Picture: iSTOCK
Picture: iSTOCK

New-vehicle sales achieved their first year-on-year improvement in April, though not by enough to suggest real recovery is on the way.

Car sales grew by 3.9% compared to April 2018, from 24,054 to 24,989. The total market, including commercial vehicles, improved by 0.7%, from 36,528 to 36,794. For the first four months of the year, however, cars were still 6.2% behind the same stage in 2018 last year — 112,511 against 119,898. The overall market was 3.7% in arrears, down from 177,797 to 171,242.

This is a traditionally difficult time of year to draw market conclusions, because of shifting Easter and school holiday dates. However, it would be unfair to deny motor companies and their dealers a momentary sigh of relief after such a miserable start to 2019. Car sales, particularly, were awful in the first three months. Luxury cars are down 30% on 2018, said Standard Bank’s Cyril Zhungu.

Mike Mabasa, CEO of the National Association of Automobile Manufacturers of SA (Naamsa), said April sales were a “welcome surprise”, but Zhungu said there are still tough times ahead for the motor industry. He said the government can alleviate the situation with bold post-election economic and job-creation policies to improve business confidence but, realistically, the market will remain constricted for most of this year.

Naamsa said: “Consumer and business confidence levels are low [and] household disposable income remains under pressure due to rising costs of living. Domestic demand for new vehicles, particularly cars, will remain under pressure in coming months.”. 

Export demand, however, continues to snowball. Shipments grew 53.8% in April from a year earlier, from 21,519 to 33,090. For the first four months of 2019, the improvement was 30.5%, from 93,338 to 121,803.

Naamsa called it an “admirable performance”, while Zhungu said: “Export production is underpinning the SA motor industry.”

After three months of miserable sales, the new-vehicle market showed marginal growth in April. Figures released by the department of trade and industry on Thursday show that car sales increased by 3.9% from the same period in 2018, and the overall market, including commercial vehicles, by 0.7%.

It is much too soon, however, for motor companies and their dealers to draw conclusions. By the end of April, new-car sales were still 6.2% behind the same stage last year: 112,511 compared to 119,898.

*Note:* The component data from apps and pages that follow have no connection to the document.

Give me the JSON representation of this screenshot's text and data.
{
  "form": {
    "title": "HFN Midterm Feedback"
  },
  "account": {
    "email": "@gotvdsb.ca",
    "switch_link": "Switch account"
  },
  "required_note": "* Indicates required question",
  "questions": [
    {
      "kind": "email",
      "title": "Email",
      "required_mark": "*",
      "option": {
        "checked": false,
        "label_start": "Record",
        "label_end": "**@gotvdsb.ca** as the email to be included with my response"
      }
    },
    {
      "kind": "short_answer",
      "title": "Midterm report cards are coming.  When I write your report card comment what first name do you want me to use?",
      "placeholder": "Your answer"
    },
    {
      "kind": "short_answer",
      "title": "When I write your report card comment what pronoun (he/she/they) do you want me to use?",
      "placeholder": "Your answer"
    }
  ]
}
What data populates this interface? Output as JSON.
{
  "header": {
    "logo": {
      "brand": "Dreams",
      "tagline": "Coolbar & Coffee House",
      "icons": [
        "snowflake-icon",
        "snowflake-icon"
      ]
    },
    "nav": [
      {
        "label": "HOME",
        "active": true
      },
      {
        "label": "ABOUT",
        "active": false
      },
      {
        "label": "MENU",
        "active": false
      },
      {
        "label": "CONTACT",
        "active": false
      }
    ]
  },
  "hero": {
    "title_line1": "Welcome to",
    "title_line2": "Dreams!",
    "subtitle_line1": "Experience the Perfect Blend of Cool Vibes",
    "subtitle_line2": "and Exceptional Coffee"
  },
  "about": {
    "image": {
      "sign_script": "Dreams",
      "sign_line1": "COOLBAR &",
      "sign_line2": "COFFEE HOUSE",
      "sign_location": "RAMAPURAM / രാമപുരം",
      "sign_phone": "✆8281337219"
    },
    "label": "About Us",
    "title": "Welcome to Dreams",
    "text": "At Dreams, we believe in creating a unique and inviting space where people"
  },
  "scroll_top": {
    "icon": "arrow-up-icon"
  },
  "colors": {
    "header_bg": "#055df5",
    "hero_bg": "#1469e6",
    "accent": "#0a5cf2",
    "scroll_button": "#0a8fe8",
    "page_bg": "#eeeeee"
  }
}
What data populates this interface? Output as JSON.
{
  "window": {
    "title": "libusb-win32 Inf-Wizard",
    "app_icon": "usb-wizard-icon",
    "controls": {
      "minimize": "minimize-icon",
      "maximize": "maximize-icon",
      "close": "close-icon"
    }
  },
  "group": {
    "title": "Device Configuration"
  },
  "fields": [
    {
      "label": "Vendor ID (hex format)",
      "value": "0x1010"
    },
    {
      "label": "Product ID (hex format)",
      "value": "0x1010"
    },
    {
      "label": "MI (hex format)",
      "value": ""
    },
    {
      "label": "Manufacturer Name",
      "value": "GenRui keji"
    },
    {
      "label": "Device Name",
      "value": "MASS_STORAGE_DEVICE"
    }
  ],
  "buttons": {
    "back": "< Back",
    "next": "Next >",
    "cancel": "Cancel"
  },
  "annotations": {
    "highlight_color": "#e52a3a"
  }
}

The overall market was 3.7% lower at 171,242.

Still, any growth is good news after such a bad start. Car sales of 24,989 in April beat 2018’s 24,054. Include trucks and buses, and it was 36,794, compared to March 2018’s 36,528.

Vehicle exports continued their record-breaking push in April, growing 53.8% from 2018, to 33,090. For the first four months of 2019, the improvement was 30.5%, to 121,803.